Disaster Recovery with SOA Suite and OSB and other products

In a production environment we did a disaster recovery test. The production environment contains of two separate locations. Location #1 will be up and running, while we isolated location #2 from #1. We assume that location #1 is down. The goal is to bring up location #2 as soon as possible.

I want to share you experience during this exercise. All the applications servers are bases on Oracle technology:
  • Oracle SOA Suite 10g (
  • Oracle SOA Suite 11g, ps2
  • Oracle Service Bus 11g, ps3
  • Oracle WebCenter 11g, ps2
  • Oracle Weblogic + ADF 11g, ps3
All the application servers are installed in a cluster, form 2-node to 8-node clusters.

The database are running in active/standby, this means that Oracle Real Application Clusters is not used. On location #1 the active databases is running, on location #2 the databases are running in standby mode.

The trick is how do we get the application clusters up and running, while location #1 is not available. When location #1 is not available, the application servers on location #2 can not reach the database.

Meanwhile the DBA are working to bring up the database on location #2 from standby to active.

We were able to run the application servers on node #2 without restarting the servers when the databases are brought up to active. Only the Oracle SOA 10g application servers need to be restarted.

What did we do? We configured all the hostnames in the datasource to a generic hostname in the DNS server.

Instead of having a hostname to the active database on location #1, we are using a general hostname.
  • old:
  • new:
In the period that the database on location #2 is brought up to active, the DNS entry of the * to location #2.

When the database is active we saw:
  • Oracle SOA 10g did not run succesfully. A restarted was needed.
  • Oracle SOA 11g, did run, but some datasource are in suspend mode, resuming the datasource fixed the issue.
  • Oracle WebCenter 11g, did run, but only on location #1. It was installed on a replication volume, we brought up this server from the replication volume succesfully.
  • Oracle Web Service Manager 10g, did not run, a restarted was needed.
  • Oracle Weblogic + ADF, did run succesfully.

All the adminstration servers are installed on a seperate server on a replication volume.
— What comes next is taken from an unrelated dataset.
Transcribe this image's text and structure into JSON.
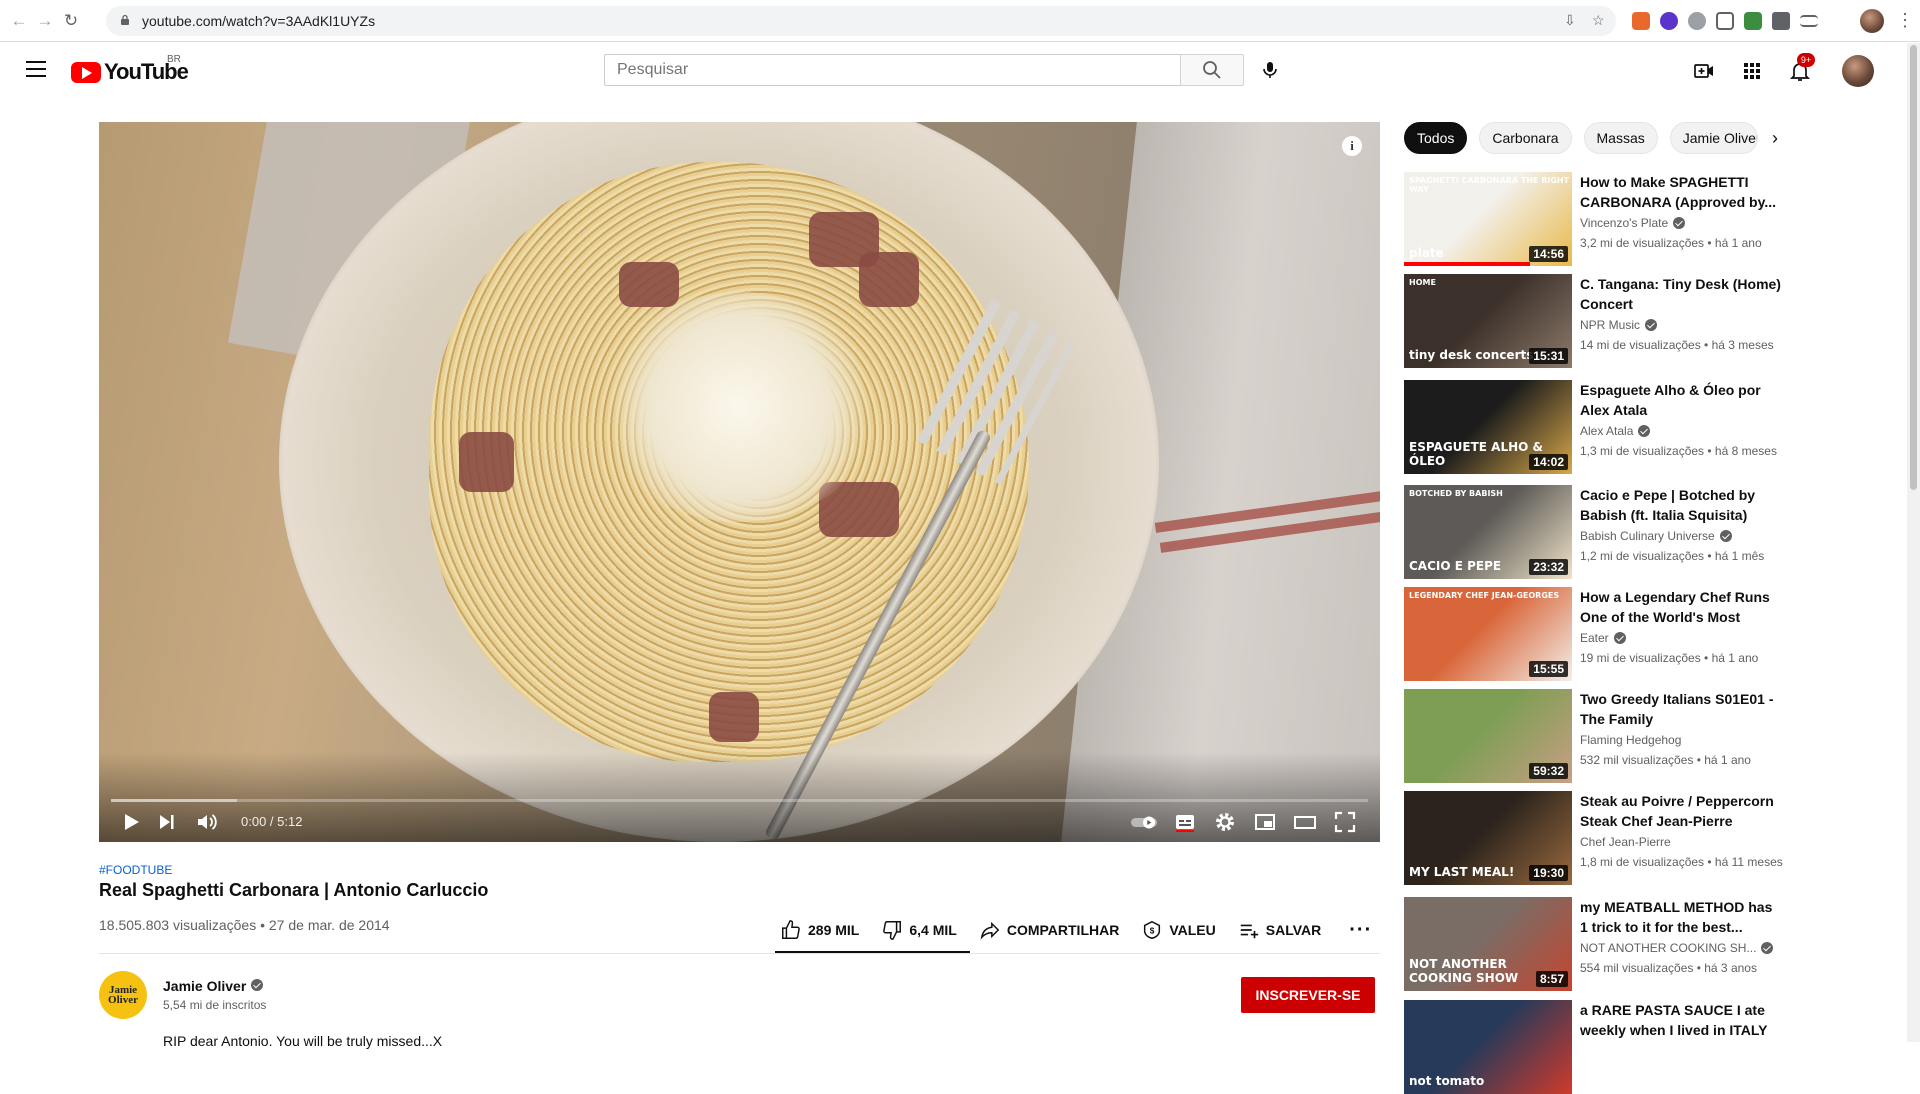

This makes it easy to bring up the administartion server on the other location.

The log files will grow, while the 'Cluster' periodlivly checks if the other node is available.

Using virtualisation to run your application servers saves a lot of time in case of a disaster.

Some Reference links:

Post a Comment